Dataset rows describing interfaces:
+ + + +
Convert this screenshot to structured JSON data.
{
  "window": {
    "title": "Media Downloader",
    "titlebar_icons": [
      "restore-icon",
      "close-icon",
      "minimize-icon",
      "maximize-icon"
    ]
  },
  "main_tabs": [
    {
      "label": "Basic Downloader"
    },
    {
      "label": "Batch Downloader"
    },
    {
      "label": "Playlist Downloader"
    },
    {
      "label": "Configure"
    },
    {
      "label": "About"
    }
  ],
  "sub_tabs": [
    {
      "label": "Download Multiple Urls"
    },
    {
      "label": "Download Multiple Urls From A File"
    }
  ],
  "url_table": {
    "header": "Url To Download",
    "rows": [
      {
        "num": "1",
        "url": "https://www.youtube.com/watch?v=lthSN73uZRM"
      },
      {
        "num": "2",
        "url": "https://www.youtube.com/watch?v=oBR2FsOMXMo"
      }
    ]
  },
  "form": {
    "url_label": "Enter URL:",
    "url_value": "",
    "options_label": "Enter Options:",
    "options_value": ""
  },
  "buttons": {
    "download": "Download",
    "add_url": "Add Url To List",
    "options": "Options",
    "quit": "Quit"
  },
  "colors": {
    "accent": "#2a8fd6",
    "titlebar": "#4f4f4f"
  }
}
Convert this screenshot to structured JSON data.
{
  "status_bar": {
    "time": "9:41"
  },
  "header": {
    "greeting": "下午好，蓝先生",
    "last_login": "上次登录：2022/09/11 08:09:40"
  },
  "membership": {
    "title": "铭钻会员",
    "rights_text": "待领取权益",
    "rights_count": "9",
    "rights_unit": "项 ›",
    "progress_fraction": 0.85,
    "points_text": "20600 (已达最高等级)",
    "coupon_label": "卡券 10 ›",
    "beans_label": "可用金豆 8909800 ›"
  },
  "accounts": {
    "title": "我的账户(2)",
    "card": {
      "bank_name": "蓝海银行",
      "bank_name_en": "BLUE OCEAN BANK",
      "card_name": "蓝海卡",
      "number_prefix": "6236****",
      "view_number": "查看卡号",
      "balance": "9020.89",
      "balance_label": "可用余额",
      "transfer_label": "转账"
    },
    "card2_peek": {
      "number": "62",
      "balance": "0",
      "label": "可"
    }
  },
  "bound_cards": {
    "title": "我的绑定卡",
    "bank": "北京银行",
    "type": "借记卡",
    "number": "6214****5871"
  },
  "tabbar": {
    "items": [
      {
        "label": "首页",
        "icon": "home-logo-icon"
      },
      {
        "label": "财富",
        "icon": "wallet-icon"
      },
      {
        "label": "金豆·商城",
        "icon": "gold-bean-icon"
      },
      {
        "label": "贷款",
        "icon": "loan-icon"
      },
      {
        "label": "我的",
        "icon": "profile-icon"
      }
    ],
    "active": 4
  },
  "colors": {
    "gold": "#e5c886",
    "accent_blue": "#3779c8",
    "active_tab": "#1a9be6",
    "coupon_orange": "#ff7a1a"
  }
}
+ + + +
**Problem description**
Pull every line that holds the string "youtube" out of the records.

**Response to this task**
        "url": "https://www.youtube.com/watch?v=lthSN73uZRM"
        "url": "https://www.youtube.com/watch?v=oBR2FsOMXMo"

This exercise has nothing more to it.